Dr. Al-Hibri: The way, for example in Lebanon, Christians have their personal status codes, and Muslims do, and the Jews do? No. Americans don’t have that kind of approach. But there are ways in which the various communities could find themselves freely exercising their religions within the American system. The mechanics are not the same as you would think of in the Muslim countries, but there are mechanics that you can use--as I said, the Jewish faith has been using in the United States, that we could learn from. But it wouldn’t be by saying "let’s introduce Islamic law as part of American law." You could lobby for something you believe in, among all the people, but in a secular fashion.

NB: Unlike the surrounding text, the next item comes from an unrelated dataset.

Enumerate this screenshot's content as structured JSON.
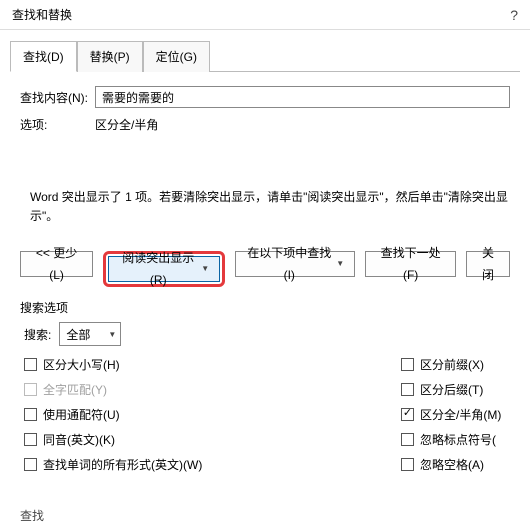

Q: I am Hanan Siddiqui. I am from London, a women’s organization there. What you’re advocating is through case law to introduce the concept of Muslim law into secular civil law in American law. And that actually does blur the boundaries between religious law and civil law. And the dangers of that is that you are introducing a form of personal law, which means that decisions are made on the basis of people’s religion, rather than on the basis of common rights that people have. You’re trying to use Muslim law to argue for the rights of women. You’re trying to make arguments through the civil courts by using arguments around religion. The same things have happened in Britain. And I deal with women who’ve left husbands who’ve been violent to them. And their husbands have tried to use arguments about religion to deny their rights. So the dangers of your approach is how do you prevent more restrictive interpretations from coming in which deny women’s rights.

Dr. Al-Hibri: But that’s not what I’m advocating. I am only discussing here cases where the American courts themselves found it necessary to consider certain aspects of Islamic law in their deliberation. This is analogous to cases where, for example, a New York court might find it necessary to consider New Jersey law. In such instances, it is important that the New York court does not provide an erroneous interpretation of the New Jersey law. This is where Karamah’s educational role becomes important. By providing proper interpretation we avoid not only a denial of women’s rights but also the proliferation of widely restrictive interpretations.

Dr. Laila Al-Marayati: I see we’ve run out of time. On behalf of all of us, thank you very much for coming this morning, and please feel free to contact the Muslim Women’s League or Karamah for further information. Salamu Alaikum.

Sections of this article:
Part 1

Part 2
Part 3
Part 4
Part 5

Articles Muslim Matrimonials and More